The text of the fire code is still being debated, but members of the Virginia housing department staff said the construction code update and the new maintenance code are expected to be adopted in the form now being circulated for comment.
The board, which is appointed by the governor, arrived at the new maintenance code by deleting substantial sections from a model code recommended by Building Officials and Code Administrators International Inc., a nationally recognized group that annually recommends changes to all states to keep building codes current.
Fahl said the proposal was an effort to "reach a compromise between the needs of rural and urban areas."
Deleted from the text were a raft of prohibitions and requirements designed to protect the safety of housing occupants, particularly tenants in rental properties, or insure the maintenance of buildings and the areas around them.
For example, the board deleted clauses that prohibited the use of lead-based paint (and the requirement that an owner cover existing lead-based paints), crowding too many people into one unit and having open fires or junk cars on premises. For rural areas, outhouses would be allowed.
It also deleted requirements that landlords control rats and pests, provide screens for windows and remove trash from buildings or provide garbage cans. The requirement that rental properties be heated to 68 degrees was lowered to 65 degrees.
"In the case of the requirement for screens in windows, well, there are parts of Virginia where you are lucky to have a roof over your head that doesn't leak," said Fahl. "We tried to eliminate things that dealt with aesthetics, that were not clearly black-and-white health and safety issues."
Fahl admitted, however, that it was "clear from the public hearings that we may not have been very successful" at meeting the needs of both urban and rural areas.
Donald R. Slatton, executive vice president of the Apartment and Office Building Association of Metropolitan Washington, said, "We are adamantly opposed to any local option for a maintenance code. The new statewide building maintenance code deals with what is reasonable in more general terms. We think its the best kind of compromise they are going to get."
Slatton said that his group, which includes most large-apartment owners and building maintenance companies in Northern Virginia, has been involved in the writing of the maintenance code "since day one," and that it will stay involved until there's one on the books.
Samuel Finz, executive director of the Northern Virginia Builders Association, said his group had not been involved in the writing of the code but that it believes the proposed code "does not actually lessen safety standards, even though it has been made out that way in some areas."
He said, however, that he was not aware of most of the specific recommendations and if there were some that weakened the local maintenance codes in Northern Virginia, he would like to see them. "We are totally in favor of safety," said Finz.
Two members of the state board are members of the Northern Virginia Builders Association.
Fire officials in Northern Virginia said they also were concerned about the draft propoal for the statewide fire code, saying it, too, would seriously weaken local codes.

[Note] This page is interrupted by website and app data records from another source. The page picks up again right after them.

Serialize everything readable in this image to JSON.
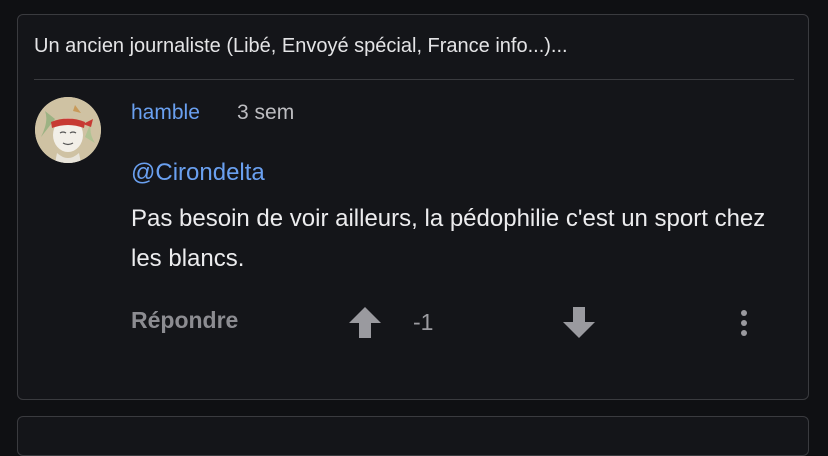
{
  "thread": {
    "quoted_excerpt": "Un ancien journaliste (Libé, Envoyé spécial, France info...)..."
  },
  "comment": {
    "author": "hamble",
    "timestamp": "3 sem",
    "mention": "@Cirondelta",
    "body": "Pas besoin de voir ailleurs, la pédophilie c'est un sport chez les blancs."
  },
  "actions": {
    "reply_label": "Répondre",
    "score": "-1",
    "upvote_icon": "arrow-up-icon",
    "downvote_icon": "arrow-down-icon",
    "more_icon": "more-vertical-icon"
  },
  "colors": {
    "background": "#0f1013",
    "card": "#141519",
    "border": "#3a3b3f",
    "link": "#6aa0f0",
    "text": "#ececee",
    "muted": "#8c8c91"
  }
}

"This proposal would eliminate the requirement that party walls between town houses retard fire for any specific time period," said Fairfax County Supervisor Audrey Moore. "It would also eliminate what we call 'fire limits,' requirements that buildings in congested commercial areas have extra protections in case firefighters cannot get to the scene in time."
Moore also said that the proposed statewide fire code would make it impossible for local fire officials to arrest someone violating the fire code and would limit penalties to a maximum $1,000 fine. Many jurisdictions now allow fire code violators to be punished by jail sentences.
"The problem with the way Virginia is handling this is that if someone can convince the eight people on the board, it becomes law for the whole state," said Moore. "It just isn't fair to people who need more protections."